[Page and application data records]
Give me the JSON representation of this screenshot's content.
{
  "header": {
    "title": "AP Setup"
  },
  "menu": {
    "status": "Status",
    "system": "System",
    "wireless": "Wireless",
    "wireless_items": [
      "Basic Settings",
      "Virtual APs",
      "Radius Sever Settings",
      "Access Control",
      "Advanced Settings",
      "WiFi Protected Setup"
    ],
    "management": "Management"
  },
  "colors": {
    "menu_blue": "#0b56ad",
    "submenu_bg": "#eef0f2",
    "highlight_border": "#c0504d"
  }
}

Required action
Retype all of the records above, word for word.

Task output
Give me the JSON representation of this screenshot's content.
{
  "header": {
    "title": "AP Setup"
  },
  "menu": {
    "status": "Status",
    "system": "System",
    "wireless": "Wireless",
    "wireless_items": [
      "Basic Settings",
      "Virtual APs",
      "Radius Sever Settings",
      "Access Control",
      "Advanced Settings",
      "WiFi Protected Setup"
    ],
    "management": "Management"
  },
  "colors": {
    "menu_blue": "#0b56ad",
    "submenu_bg": "#eef0f2",
    "highlight_border": "#c0504d"
  }
}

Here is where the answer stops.